(WHAT IS REQUIRED) Please give the data again in full, exactly as it reads.

··· SUPPLIED MATERIAL ···

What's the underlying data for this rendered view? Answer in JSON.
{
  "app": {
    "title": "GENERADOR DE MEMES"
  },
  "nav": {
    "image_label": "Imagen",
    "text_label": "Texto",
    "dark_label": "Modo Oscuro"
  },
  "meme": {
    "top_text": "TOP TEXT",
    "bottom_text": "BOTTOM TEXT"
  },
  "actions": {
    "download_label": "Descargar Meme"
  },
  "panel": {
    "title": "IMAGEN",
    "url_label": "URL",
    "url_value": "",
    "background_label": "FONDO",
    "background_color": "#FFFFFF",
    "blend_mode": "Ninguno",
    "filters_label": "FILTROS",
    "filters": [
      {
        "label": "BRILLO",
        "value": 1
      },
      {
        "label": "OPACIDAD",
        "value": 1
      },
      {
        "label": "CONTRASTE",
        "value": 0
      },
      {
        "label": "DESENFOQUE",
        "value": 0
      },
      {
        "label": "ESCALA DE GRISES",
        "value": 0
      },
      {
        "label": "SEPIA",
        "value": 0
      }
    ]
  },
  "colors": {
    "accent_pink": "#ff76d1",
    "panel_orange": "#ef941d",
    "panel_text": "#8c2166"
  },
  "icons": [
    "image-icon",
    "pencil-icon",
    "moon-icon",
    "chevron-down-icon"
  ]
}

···

(WRITTEN SOLUTION)
What's the underlying data for this rendered view? Answer in JSON.
{
  "app": {
    "title": "GENERADOR DE MEMES"
  },
  "nav": {
    "image_label": "Imagen",
    "text_label": "Texto",
    "dark_label": "Modo Oscuro"
  },
  "meme": {
    "top_text": "TOP TEXT",
    "bottom_text": "BOTTOM TEXT"
  },
  "actions": {
    "download_label": "Descargar Meme"
  },
  "panel": {
    "title": "IMAGEN",
    "url_label": "URL",
    "url_value": "",
    "background_label": "FONDO",
    "background_color": "#FFFFFF",
    "blend_mode": "Ninguno",
    "filters_label": "FILTROS",
    "filters": [
      {
        "label": "BRILLO",
        "value": 1
      },
      {
        "label": "OPACIDAD",
        "value": 1
      },
      {
        "label": "CONTRASTE",
        "value": 0
      },
      {
        "label": "DESENFOQUE",
        "value": 0
      },
      {
        "label": "ESCALA DE GRISES",
        "value": 0
      },
      {
        "label": "SEPIA",
        "value": 0
      }
    ]
  },
  "colors": {
    "accent_pink": "#ff76d1",
    "panel_orange": "#ef941d",
    "panel_text": "#8c2166"
  },
  "icons": [
    "image-icon",
    "pencil-icon",
    "moon-icon",
    "chevron-down-icon"
  ]
}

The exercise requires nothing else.